A trainer takes a horse for a jog Friday at Truro Raceway. The Bible Hill track's horsemen were given a two-week extension yesterday as talks to save the raceway continue. The track was originally slated to close after this Sunday's race card. Randi Beers - Special to the Truro Daily News
By Harry Sullivan
TRURO DAILY NEWS
TRURO – Harness racing at Truro Raceway has been assured for the next two weeks and plans are in the works for the facility’s long-term salvation.
“All is well as of right now. I feel probably 200 per cent better than I did yesterday,” said Steve Morton, president of both the Nova Scotia Harness Racing Industry (NSHRI) and the Truro Harness Horse Owner’s Association, following an emergency meeting held on Friday morning.
“We’re going to be able to race for the next two weeks,” he said, adding that trainers will also be able to continue to use the track for training purposes.
Horsemen were notified earlier this week by the Nova Scotia Provincial Exhibition Commission (NSPE), which owns the race track and related facilities, that racing would not be continued beyond Sunday because of a crippling financial situation. The commission earlier reported that it is approximately $1million in debt.
Trainers were also notified that the electrical and water services to the stables would be shut down by Aug. 15 and the barns would have to be vacated. But Morton said that is no longer the case given that the NSHRI will be providing $100,000 to keep things operating in the short term.
As for whether Atlantic Grand Circuit Week activities will carry on as usual beginning July 21, however, has not been determined.
“We’ll be racing all the way through we just don’t know what menu it’s going to be,” Morton said. “We have to work all that out.”
Friday’s meeting consisted of Morton, local businessman Brent MacGrath (co-owner and former trainer of Somebeachsomewhere), Truro-Bible Hill MLA Lenore Zann, veteran trainer Danny Romo and two members of the NSPE commission.

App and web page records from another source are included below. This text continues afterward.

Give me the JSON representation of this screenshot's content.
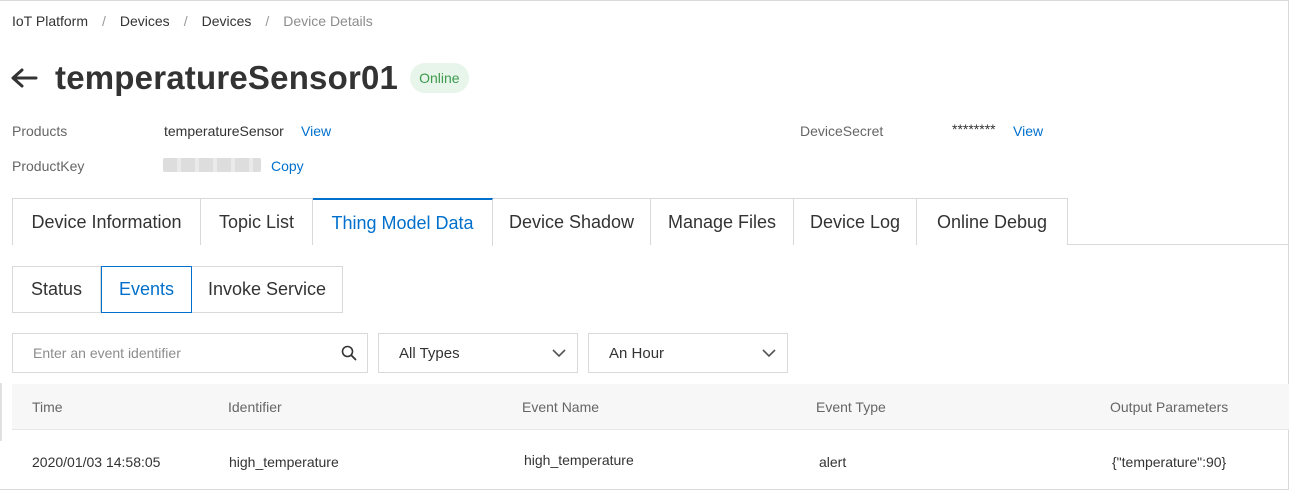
{
  "breadcrumb": {
    "items": [
      "IoT Platform",
      "Devices",
      "Devices",
      "Device Details"
    ],
    "separator": "/"
  },
  "header": {
    "title": "temperatureSensor01",
    "status": "Online",
    "back_icon": "arrow-left-icon"
  },
  "info": {
    "products_label": "Products",
    "products_value": "temperatureSensor",
    "products_link": "View",
    "productkey_label": "ProductKey",
    "productkey_link": "Copy",
    "devicesecret_label": "DeviceSecret",
    "devicesecret_value": "********",
    "devicesecret_link": "View"
  },
  "tabs": [
    {
      "label": "Device Information",
      "active": false
    },
    {
      "label": "Topic List",
      "active": false
    },
    {
      "label": "Thing Model Data",
      "active": true
    },
    {
      "label": "Device Shadow",
      "active": false
    },
    {
      "label": "Manage Files",
      "active": false
    },
    {
      "label": "Device Log",
      "active": false
    },
    {
      "label": "Online Debug",
      "active": false
    }
  ],
  "subtabs": [
    {
      "label": "Status",
      "active": false
    },
    {
      "label": "Events",
      "active": true
    },
    {
      "label": "Invoke Service",
      "active": false
    }
  ],
  "filters": {
    "search_placeholder": "Enter an event identifier",
    "search_value": "",
    "type_selected": "All Types",
    "time_selected": "An Hour"
  },
  "table": {
    "columns": [
      "Time",
      "Identifier",
      "Event Name",
      "Event Type",
      "Output Parameters"
    ],
    "rows": [
      [
        "2020/01/03 14:58:05",
        "high_temperature",
        "high_temperature",
        "alert",
        "{\"temperature\":90}"
      ]
    ]
  },
  "colors": {
    "accent": "#0070cc",
    "online_bg": "#e8f5ea",
    "online_text": "#3d9a4e",
    "border": "#d9d9d9"
  }
}
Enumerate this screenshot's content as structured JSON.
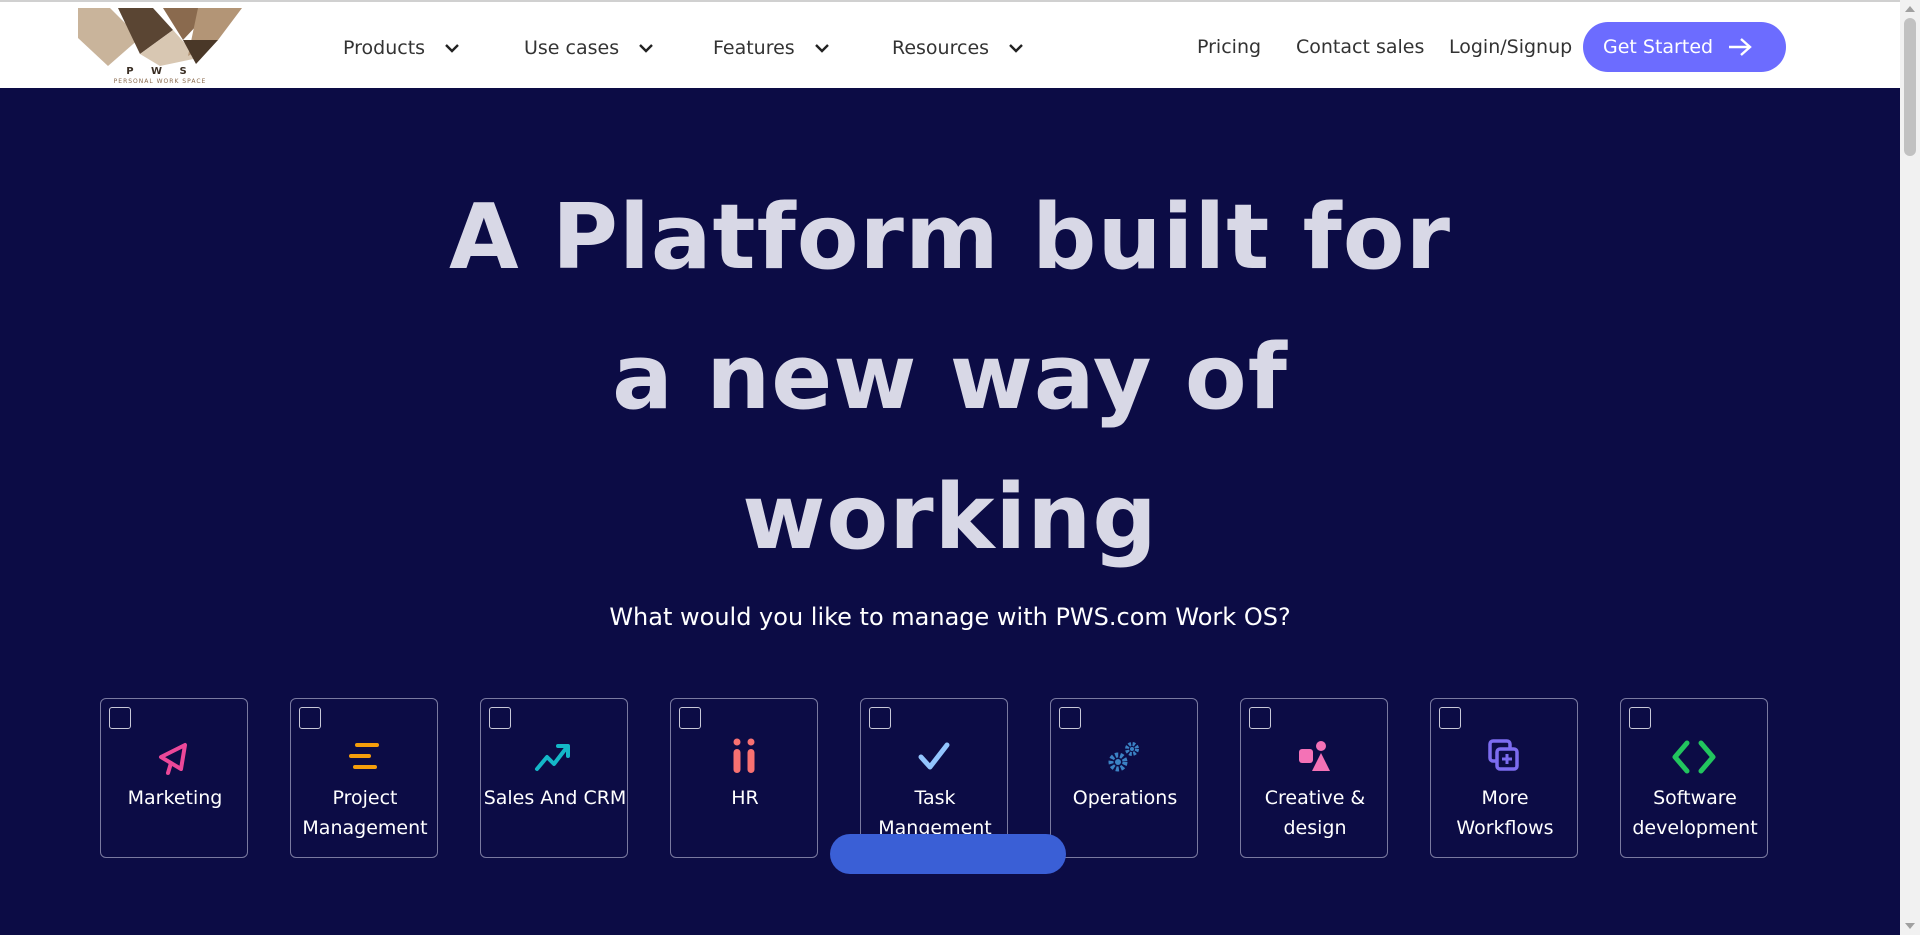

Board member Laurie Jennings, who attended the session, said he is attempting to organize an emergency meeting of commission members for early next week and if all are in agreement with the proposal made yesterday, a group of prominent local businessmen led by MacGrath will be given leave to put together a business plan for a long-term solution for the facility.
“I can’t really comment that this is the solution and it will save it and we will be racing again, I’m not going to say that, but I’d like to think that it’s a possibility,” he said. “And I know there is potential there. I know with the right people with the right financing with a little bit of creativity and imagination with changing a whole lot of old habits – there’s lots of things we’ve done, just because that’s the way we’ve always done it.”
Jennings said the commission’s decision to shut down the raceway was not taken lightly. But with no money to pay for future simulcast betting or the large purses required for Atlantic Grand Circuit Week, the board’s hand was forced, he said, because no one on the board wanted to make commitments to the horsemen, staff or to vendors to incur more expense “that we had a pretty good notion we’d never be able to pay.
“And that’s not fair to anybody. It was a hard, hard decision and I’ll tell you that there’s nobody that’s pleased about it.”
Zann, who said no new government funding will be forthcoming for the short-term operations at the facility, expressed optimism that the track can be saved.
“We all left with smiles on our faces and saying that we really hope that this can go forward,” she said, providing the existing commission board members agree to step aside to let the plan proceed.
“The ball is again now in the court of the board. But I feel optimistic because it’s actually a good plan and, if anybody can help to turn things around there at the track, who understands the industry, who’s a good business person, who understands business, who understands change and the change in that particular industry, Brent is the man.”
MacGrath said he has agreed to set up a committee that can “hopefully sift through this thing and see if we can get it on track to have a long-time viable exhibition.”
But that will require a complete refurbishment of the entire exhibition operations and not just the racetrack.
“The whole facility is what needs to be overhauled,” he said. “The exhibition needs to be healthy in order for the racing to be healthy and the racing needs to be healthy in order for the exhibition to be healthy. It’s a total package.”
Providing the existing board does agree to turn over responsibility to his group, MacGrath said, it is his aim to have a long-term business plan in place within six months to a year to provide for approval to the provincial government and local municipal leaders.
Because without the combined assistance from the province, the Town of Truro, the County of Colchester and the Village of Bible Hill, he said, any proposal to save the facility simply will not be viable.
“Am I optimistic about keeping racing going? I am. Am I optimistic about keeping it going in the business model that we’ve been used to? Probably there are some changes that have to be done. I don’t know what they are,” MacGrath said.
“I’d like to come back and say this is our findings, this is what we think it is going to take to keep this place going. And I’m talking about the whole property and it could be a changed landscape.”